Of the 18 people arrested, six allegedly sold melamine, while the rest are accused of selling contaminated milk.
Premier Wen Jiabao held a special cabinet meeting on Wednesday to address the crisis.
The State Council, or cabinet, admitted that regulations had failed to improve food standards.
"The Sanlu infant milk powder incident reflects chaos in the dairy products market and loopholes in supervision, and administration which has not been vigorous," it said.
Chinese parents who can afford it have been buying imported milk powder, with some in southern China crossing into Hong Kong to stock up on foreign brands.
The milk scandal has sparked widespread anger among Chinese parents, many of whom rely on cheap baby formula to feed their infants.
It has also raised questions about China's ability to police its food production industries after a series of health scares - and fatalities - in recent years.
These have ranged from the contamination of seafood to toothpaste and, last year, to pet food exported to the US.
Parents are lining up for health checks on their babies.
They are also expressing anger at why Sanlu took so long to make the problem public.
Tests have shown that 69 batches of formula from 22 companies contained the banned substance.
Two of the companies involved have exported their products to Bangladesh, Yemen, Gabon, Burundi, and Burma, although it is not clear if contaminated batches are involved.
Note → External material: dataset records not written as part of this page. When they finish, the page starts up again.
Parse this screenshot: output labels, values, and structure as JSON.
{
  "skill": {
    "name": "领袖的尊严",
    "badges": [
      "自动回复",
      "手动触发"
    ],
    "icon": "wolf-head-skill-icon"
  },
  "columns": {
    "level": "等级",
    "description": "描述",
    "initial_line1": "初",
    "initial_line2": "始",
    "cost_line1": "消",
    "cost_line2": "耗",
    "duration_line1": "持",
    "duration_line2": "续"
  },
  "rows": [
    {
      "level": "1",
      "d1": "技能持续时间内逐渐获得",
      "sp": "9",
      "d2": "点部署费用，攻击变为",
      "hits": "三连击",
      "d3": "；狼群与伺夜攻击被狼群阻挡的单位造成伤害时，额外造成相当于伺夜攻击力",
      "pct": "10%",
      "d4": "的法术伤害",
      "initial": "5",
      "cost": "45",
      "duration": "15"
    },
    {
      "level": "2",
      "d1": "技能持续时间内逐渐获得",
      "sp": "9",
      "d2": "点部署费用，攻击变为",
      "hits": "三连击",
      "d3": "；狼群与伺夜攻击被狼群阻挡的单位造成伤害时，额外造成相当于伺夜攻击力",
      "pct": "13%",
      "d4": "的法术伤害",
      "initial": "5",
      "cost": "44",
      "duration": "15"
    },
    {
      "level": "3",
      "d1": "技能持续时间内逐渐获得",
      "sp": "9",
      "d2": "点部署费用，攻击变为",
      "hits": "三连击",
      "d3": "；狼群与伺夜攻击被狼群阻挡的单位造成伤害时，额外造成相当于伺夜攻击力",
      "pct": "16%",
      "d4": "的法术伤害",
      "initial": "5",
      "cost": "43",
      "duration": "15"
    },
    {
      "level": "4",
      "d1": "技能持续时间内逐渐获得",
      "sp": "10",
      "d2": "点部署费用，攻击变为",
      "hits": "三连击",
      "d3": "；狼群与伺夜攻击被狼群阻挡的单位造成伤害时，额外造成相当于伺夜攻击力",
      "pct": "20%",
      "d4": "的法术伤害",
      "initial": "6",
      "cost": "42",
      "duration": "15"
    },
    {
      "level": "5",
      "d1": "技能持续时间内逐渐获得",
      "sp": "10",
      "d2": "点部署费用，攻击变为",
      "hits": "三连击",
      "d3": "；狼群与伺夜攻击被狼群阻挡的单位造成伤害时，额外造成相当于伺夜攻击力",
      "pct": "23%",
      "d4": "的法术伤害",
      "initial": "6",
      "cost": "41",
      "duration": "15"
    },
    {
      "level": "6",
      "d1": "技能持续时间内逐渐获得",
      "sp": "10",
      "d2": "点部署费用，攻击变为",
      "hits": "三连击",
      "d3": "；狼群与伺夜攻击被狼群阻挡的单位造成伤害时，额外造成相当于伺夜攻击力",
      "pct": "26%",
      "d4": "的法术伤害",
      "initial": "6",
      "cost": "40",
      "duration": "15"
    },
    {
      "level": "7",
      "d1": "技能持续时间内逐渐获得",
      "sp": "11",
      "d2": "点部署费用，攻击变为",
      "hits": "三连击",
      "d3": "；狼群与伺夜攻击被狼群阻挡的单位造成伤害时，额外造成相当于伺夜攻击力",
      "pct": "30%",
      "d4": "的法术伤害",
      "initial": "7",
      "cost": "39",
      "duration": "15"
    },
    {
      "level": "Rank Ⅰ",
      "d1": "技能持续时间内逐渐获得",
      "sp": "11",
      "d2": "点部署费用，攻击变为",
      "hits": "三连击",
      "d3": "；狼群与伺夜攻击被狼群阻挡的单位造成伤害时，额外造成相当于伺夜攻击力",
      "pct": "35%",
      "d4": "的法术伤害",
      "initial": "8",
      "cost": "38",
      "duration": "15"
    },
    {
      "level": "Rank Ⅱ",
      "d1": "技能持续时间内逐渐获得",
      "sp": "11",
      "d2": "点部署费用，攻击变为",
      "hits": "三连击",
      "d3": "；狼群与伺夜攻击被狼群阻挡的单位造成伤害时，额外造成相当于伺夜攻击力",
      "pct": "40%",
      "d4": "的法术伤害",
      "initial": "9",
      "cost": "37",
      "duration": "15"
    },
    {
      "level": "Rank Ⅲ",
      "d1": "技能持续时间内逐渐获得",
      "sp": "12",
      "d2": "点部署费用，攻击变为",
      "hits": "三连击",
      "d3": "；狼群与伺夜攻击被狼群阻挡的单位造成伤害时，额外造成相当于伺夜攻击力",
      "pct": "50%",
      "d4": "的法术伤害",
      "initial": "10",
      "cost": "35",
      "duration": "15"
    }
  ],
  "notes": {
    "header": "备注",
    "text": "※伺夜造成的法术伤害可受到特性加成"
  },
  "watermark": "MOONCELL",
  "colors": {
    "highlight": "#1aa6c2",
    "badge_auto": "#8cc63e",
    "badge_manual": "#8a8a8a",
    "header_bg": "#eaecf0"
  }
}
The BBC's James Reynolds in Beijing says one mother told him that she was angry with both the milk producers and with what she called the "useless" quality inspection departments.